__Requirement__
Please state how many lines of the data below contain the word "Passwort", offering nothing besides the number.

[Element data from apps and pages]
____________________
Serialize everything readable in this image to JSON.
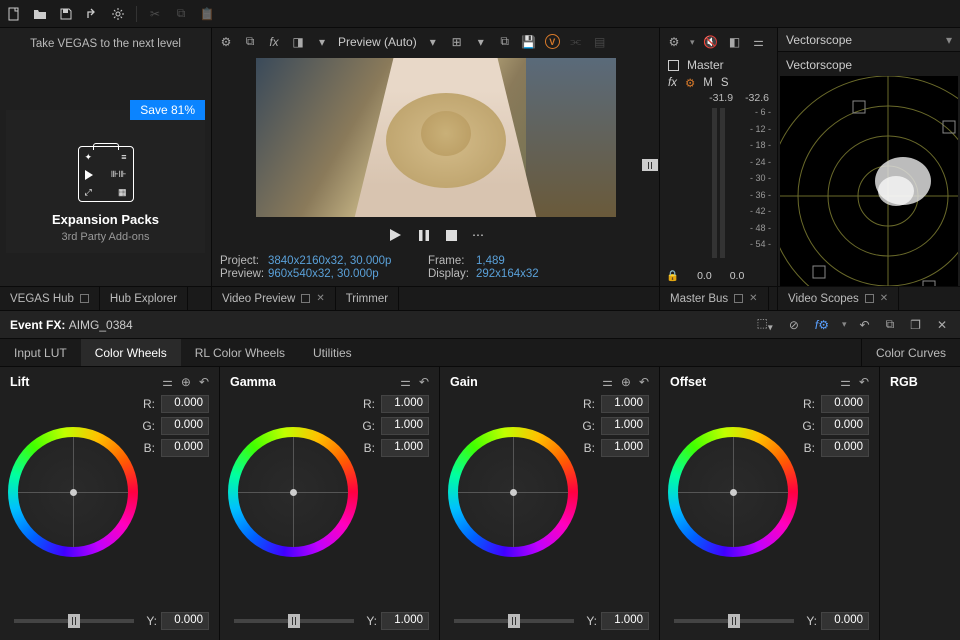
{
  "toolbar": {
    "icons": [
      "file-new",
      "folder-open",
      "save",
      "share",
      "gear",
      "cut",
      "copy",
      "paste"
    ]
  },
  "left": {
    "promo_text": "Take VEGAS to the next level",
    "save_badge": "Save 81%",
    "pack_title": "Expansion Packs",
    "pack_sub": "3rd Party Add-ons",
    "tabs": [
      "VEGAS Hub",
      "Hub Explorer"
    ]
  },
  "preview": {
    "dropdown": "Preview (Auto)",
    "info": {
      "project_lbl": "Project:",
      "project_val": "3840x2160x32, 30.000p",
      "preview_lbl": "Preview:",
      "preview_val": "960x540x32, 30.000p",
      "frame_lbl": "Frame:",
      "frame_val": "1,489",
      "display_lbl": "Display:",
      "display_val": "292x164x32"
    },
    "tabs": [
      "Video Preview",
      "Trimmer"
    ]
  },
  "meter": {
    "master": "Master",
    "m": "M",
    "s": "S",
    "peaks": [
      "-31.9",
      "-32.6"
    ],
    "scale": [
      "6",
      "12",
      "18",
      "24",
      "30",
      "36",
      "42",
      "48",
      "54"
    ],
    "foot": [
      "0.0",
      "0.0"
    ],
    "tab": "Master Bus"
  },
  "scope": {
    "dd": "Vectorscope",
    "title": "Vectorscope",
    "tab": "Video Scopes"
  },
  "fx": {
    "header_lbl": "Event FX:",
    "header_name": "AIMG_0384",
    "tabs": [
      "Input LUT",
      "Color Wheels",
      "RL Color Wheels",
      "Utilities"
    ],
    "active_tab": 1,
    "wheels": [
      {
        "name": "Lift",
        "r": "0.000",
        "g": "0.000",
        "b": "0.000",
        "y": "0.000",
        "target": true
      },
      {
        "name": "Gamma",
        "r": "1.000",
        "g": "1.000",
        "b": "1.000",
        "y": "1.000",
        "target": false
      },
      {
        "name": "Gain",
        "r": "1.000",
        "g": "1.000",
        "b": "1.000",
        "y": "1.000",
        "target": true
      },
      {
        "name": "Offset",
        "r": "0.000",
        "g": "0.000",
        "b": "0.000",
        "y": "0.000",
        "target": false
      }
    ],
    "curves_tab": "Color Curves",
    "curves_mode": "RGB"
  }
}
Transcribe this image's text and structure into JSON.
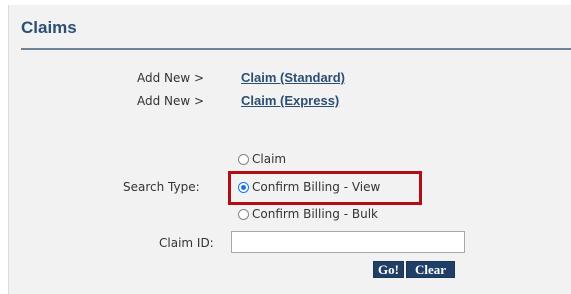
{
  "panel": {
    "title": "Claims"
  },
  "add_new": [
    {
      "label": "Add New >",
      "link": "Claim (Standard)"
    },
    {
      "label": "Add New >",
      "link": "Claim (Express)"
    }
  ],
  "search": {
    "label": "Search Type:",
    "options": [
      {
        "label": "Claim",
        "selected": false
      },
      {
        "label": "Confirm Billing - View",
        "selected": true
      },
      {
        "label": "Confirm Billing - Bulk",
        "selected": false
      }
    ],
    "highlight_color": "#b20d14"
  },
  "claim_id": {
    "label": "Claim ID:",
    "value": ""
  },
  "buttons": {
    "go": "Go!",
    "clear": "Clear"
  },
  "colors": {
    "title": "#2c4f73",
    "link": "#2b4f74",
    "button_bg": "#1f3f66",
    "radio_selected": "#1a73e8"
  }
}
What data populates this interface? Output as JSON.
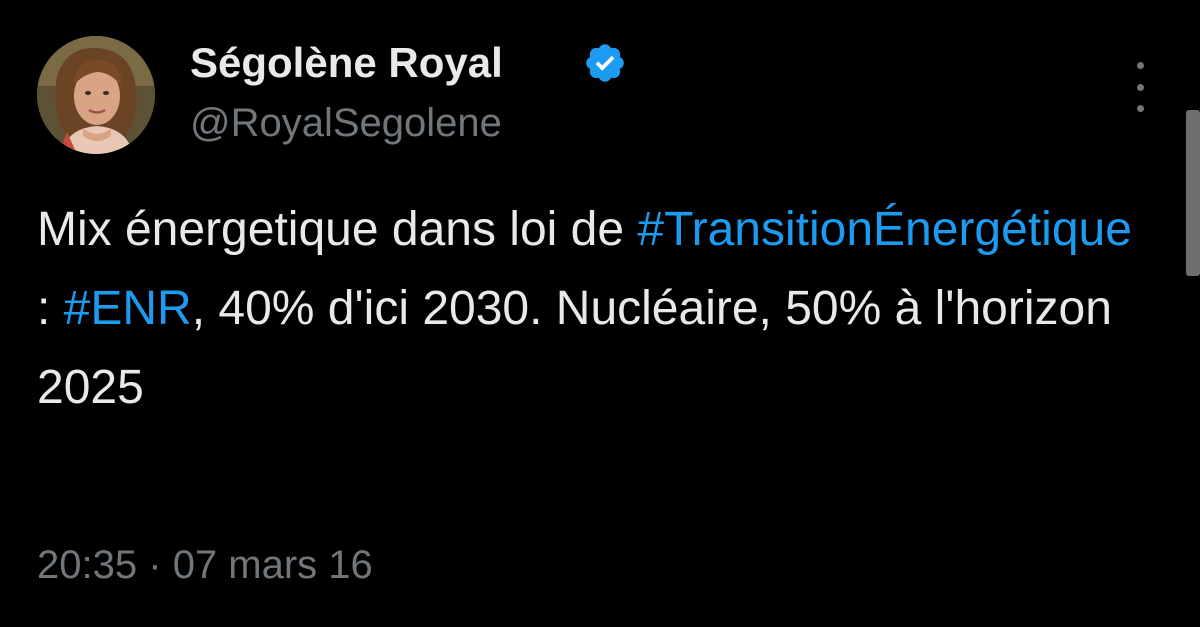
{
  "author": {
    "display_name": "Ségolène Royal",
    "handle": "@RoyalSegolene",
    "verified": true,
    "avatar_icon": "profile-photo"
  },
  "tweet": {
    "segments": [
      {
        "text": "Mix énergetique dans loi de ",
        "type": "text"
      },
      {
        "text": "#TransitionÉnergétique",
        "type": "hashtag"
      },
      {
        "text": " : ",
        "type": "text"
      },
      {
        "text": "#ENR",
        "type": "hashtag"
      },
      {
        "text": ", 40% d'ici 2030. Nucléaire, 50% à l'horizon 2025",
        "type": "text"
      }
    ],
    "time": "20:35",
    "separator": "·",
    "date": "07 mars 16"
  },
  "menu": {
    "icon": "more-options-icon"
  },
  "colors": {
    "background": "#000000",
    "text": "#e7e9ea",
    "secondary": "#71767b",
    "accent": "#1d9bf0"
  }
}
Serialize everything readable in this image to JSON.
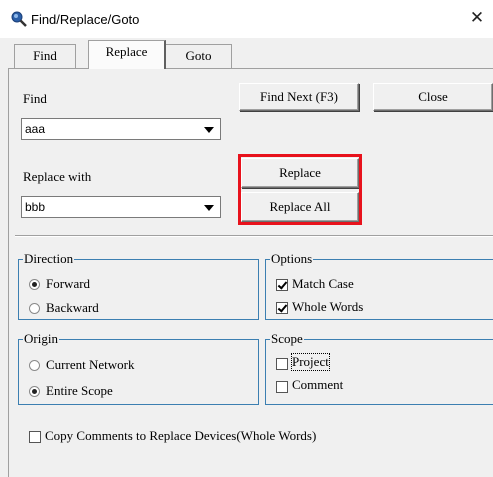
{
  "window": {
    "title": "Find/Replace/Goto",
    "close_glyph": "✕"
  },
  "tabs": [
    {
      "label": "Find",
      "active": false
    },
    {
      "label": "Replace",
      "active": true
    },
    {
      "label": "Goto",
      "active": false
    }
  ],
  "find": {
    "label": "Find",
    "value": "aaa"
  },
  "replace_with": {
    "label": "Replace with",
    "value": "bbb"
  },
  "buttons": {
    "find_next": "Find Next (F3)",
    "close": "Close",
    "replace": "Replace",
    "replace_all": "Replace All"
  },
  "direction": {
    "title": "Direction",
    "options": [
      {
        "label": "Forward",
        "checked": true
      },
      {
        "label": "Backward",
        "checked": false
      }
    ]
  },
  "options": {
    "title": "Options",
    "items": [
      {
        "label": "Match Case",
        "checked": true
      },
      {
        "label": "Whole Words",
        "checked": true
      }
    ]
  },
  "origin": {
    "title": "Origin",
    "options": [
      {
        "label": "Current Network",
        "checked": false
      },
      {
        "label": "Entire Scope",
        "checked": true
      }
    ]
  },
  "scope": {
    "title": "Scope",
    "items": [
      {
        "label": "Project",
        "checked": false
      },
      {
        "label": "Comment",
        "checked": false
      }
    ]
  },
  "copy_comments": {
    "label": "Copy Comments to Replace Devices(Whole Words)",
    "checked": false
  },
  "colors": {
    "highlight": "#e8121c",
    "group_border": "#3c7fb1"
  },
  "icons": {
    "title": "magnifier-icon"
  }
}
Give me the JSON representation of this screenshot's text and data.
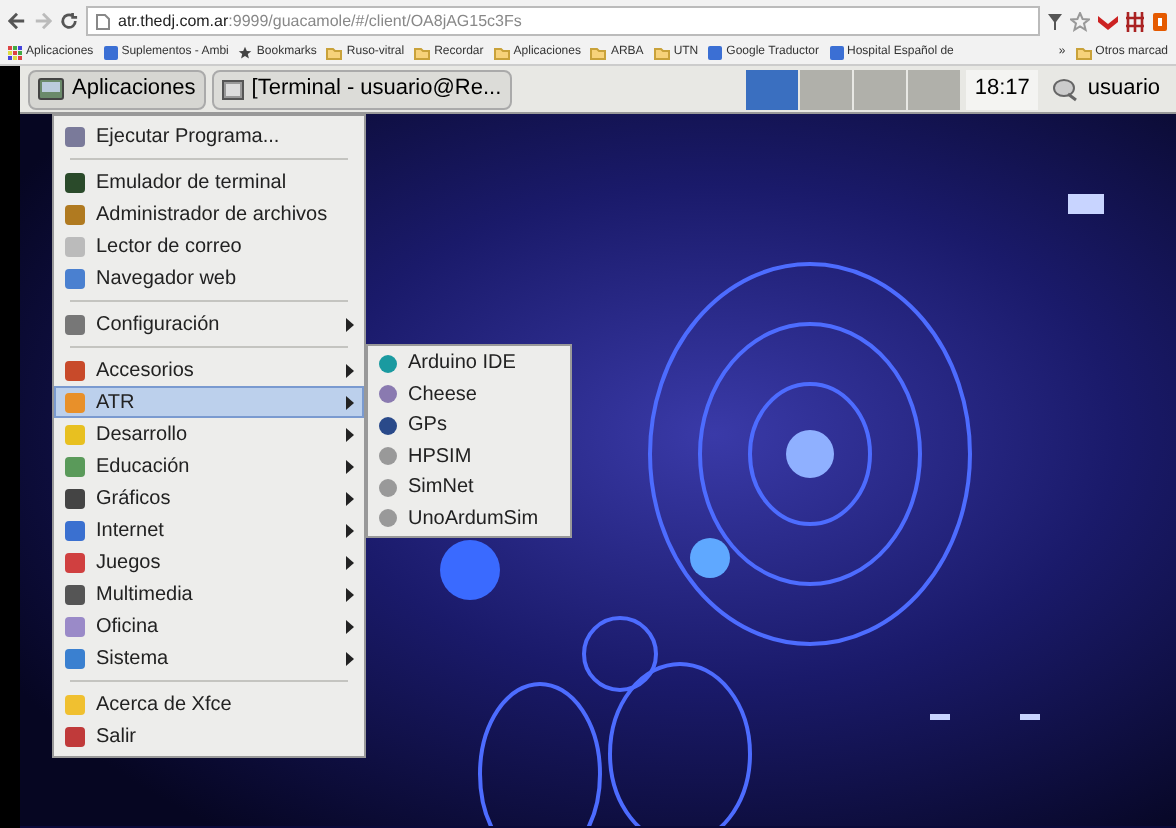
{
  "browser": {
    "url_host": "atr.thedj.com.ar",
    "url_path": ":9999/guacamole/#/client/OA8jAG15c3Fs",
    "bookmarks": [
      {
        "kind": "apps",
        "label": "Aplicaciones"
      },
      {
        "kind": "site",
        "label": "Suplementos - Ambi"
      },
      {
        "kind": "star",
        "label": "Bookmarks"
      },
      {
        "kind": "folder",
        "label": "Ruso-vitral"
      },
      {
        "kind": "folder",
        "label": "Recordar"
      },
      {
        "kind": "folder",
        "label": "Aplicaciones"
      },
      {
        "kind": "folder",
        "label": "ARBA"
      },
      {
        "kind": "folder",
        "label": "UTN"
      },
      {
        "kind": "site",
        "label": "Google Traductor"
      },
      {
        "kind": "site",
        "label": "Hospital Español de"
      }
    ],
    "more": "»",
    "other_bookmarks": "Otros marcad"
  },
  "panel": {
    "apps_button": "Aplicaciones",
    "task": "[Terminal - usuario@Re...",
    "workspaces": [
      {
        "selected": true
      },
      {
        "selected": false
      },
      {
        "selected": false
      },
      {
        "selected": false
      }
    ],
    "clock": "18:17",
    "user": "usuario"
  },
  "menu": [
    {
      "kind": "item",
      "label": "Ejecutar Programa...",
      "submenu": false,
      "selected": false
    },
    {
      "kind": "separator"
    },
    {
      "kind": "item",
      "label": "Emulador de terminal",
      "submenu": false,
      "selected": false
    },
    {
      "kind": "item",
      "label": "Administrador de archivos",
      "submenu": false,
      "selected": false
    },
    {
      "kind": "item",
      "label": "Lector de correo",
      "submenu": false,
      "selected": false
    },
    {
      "kind": "item",
      "label": "Navegador web",
      "submenu": false,
      "selected": false
    },
    {
      "kind": "separator"
    },
    {
      "kind": "item",
      "label": "Configuración",
      "submenu": true,
      "selected": false
    },
    {
      "kind": "separator"
    },
    {
      "kind": "item",
      "label": "Accesorios",
      "submenu": true,
      "selected": false
    },
    {
      "kind": "item",
      "label": "ATR",
      "submenu": true,
      "selected": true
    },
    {
      "kind": "item",
      "label": "Desarrollo",
      "submenu": true,
      "selected": false
    },
    {
      "kind": "item",
      "label": "Educación",
      "submenu": true,
      "selected": false
    },
    {
      "kind": "item",
      "label": "Gráficos",
      "submenu": true,
      "selected": false
    },
    {
      "kind": "item",
      "label": "Internet",
      "submenu": true,
      "selected": false
    },
    {
      "kind": "item",
      "label": "Juegos",
      "submenu": true,
      "selected": false
    },
    {
      "kind": "item",
      "label": "Multimedia",
      "submenu": true,
      "selected": false
    },
    {
      "kind": "item",
      "label": "Oficina",
      "submenu": true,
      "selected": false
    },
    {
      "kind": "item",
      "label": "Sistema",
      "submenu": true,
      "selected": false
    },
    {
      "kind": "separator"
    },
    {
      "kind": "item",
      "label": "Acerca de Xfce",
      "submenu": false,
      "selected": false
    },
    {
      "kind": "item",
      "label": "Salir",
      "submenu": false,
      "selected": false
    }
  ],
  "submenu": [
    {
      "label": "Arduino IDE"
    },
    {
      "label": "Cheese"
    },
    {
      "label": "GPs"
    },
    {
      "label": "HPSIM"
    },
    {
      "label": "SimNet"
    },
    {
      "label": "UnoArdumSim"
    }
  ]
}
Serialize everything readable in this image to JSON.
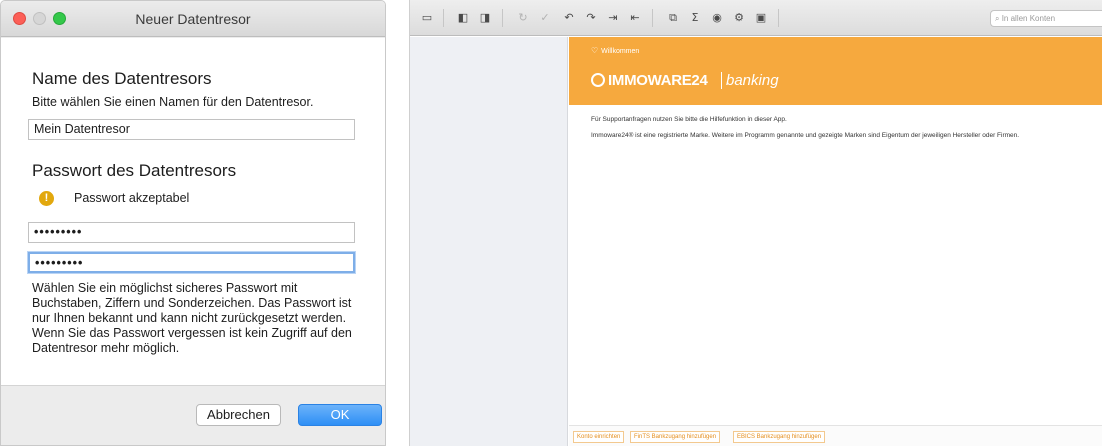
{
  "dialog": {
    "title": "Neuer Datentresor",
    "name_heading": "Name des Datentresors",
    "name_hint": "Bitte wählen Sie einen Namen für den Datentresor.",
    "name_value": "Mein Datentresor",
    "password_heading": "Passwort des Datentresors",
    "password_status": "Passwort akzeptabel",
    "password_value": "•••••••••",
    "password_confirm_value": "•••••••••",
    "help_text": "Wählen Sie ein möglichst sicheres Passwort mit Buchstaben, Ziffern und Sonderzeichen. Das Passwort ist nur Ihnen bekannt und kann nicht zurückgesetzt werden. Wenn Sie das Passwort vergessen ist kein Zugriff auf den Datentresor mehr möglich.",
    "cancel_label": "Abbrechen",
    "ok_label": "OK",
    "warning_icon_glyph": "!",
    "accent_color": "#2e8ff5",
    "warning_color": "#e2a80e"
  },
  "app": {
    "search_placeholder": "In allen Konten",
    "welcome_label": "Willkommen",
    "logo_brand": "IMMOWARE24",
    "logo_product": "banking",
    "support_text": "Für Supportanfragen nutzen Sie bitte die Hilfefunktion in dieser App.",
    "trademark_text": "Immoware24® ist eine registrierte Marke. Weitere im Programm genannte und gezeigte Marken sind Eigentum der jeweiligen Hersteller oder Firmen.",
    "bottom_links": {
      "konto": "Konto einrichten",
      "fints": "FinTS Bankzugang hinzufügen",
      "ebics": "EBICS Bankzugang hinzufügen"
    },
    "banner_color": "#f6a93e",
    "toolbar_icons": {
      "sidebar": "▭",
      "panel_left": "◧",
      "panel_right": "◨",
      "refresh": "↻",
      "check": "✓",
      "undo": "↶",
      "redo": "↷",
      "import": "⇥",
      "export": "⇤",
      "group": "⧉",
      "sum": "Σ",
      "user": "◉",
      "settings": "⚙",
      "print": "▣"
    }
  }
}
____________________
__Solution for this exercise__
3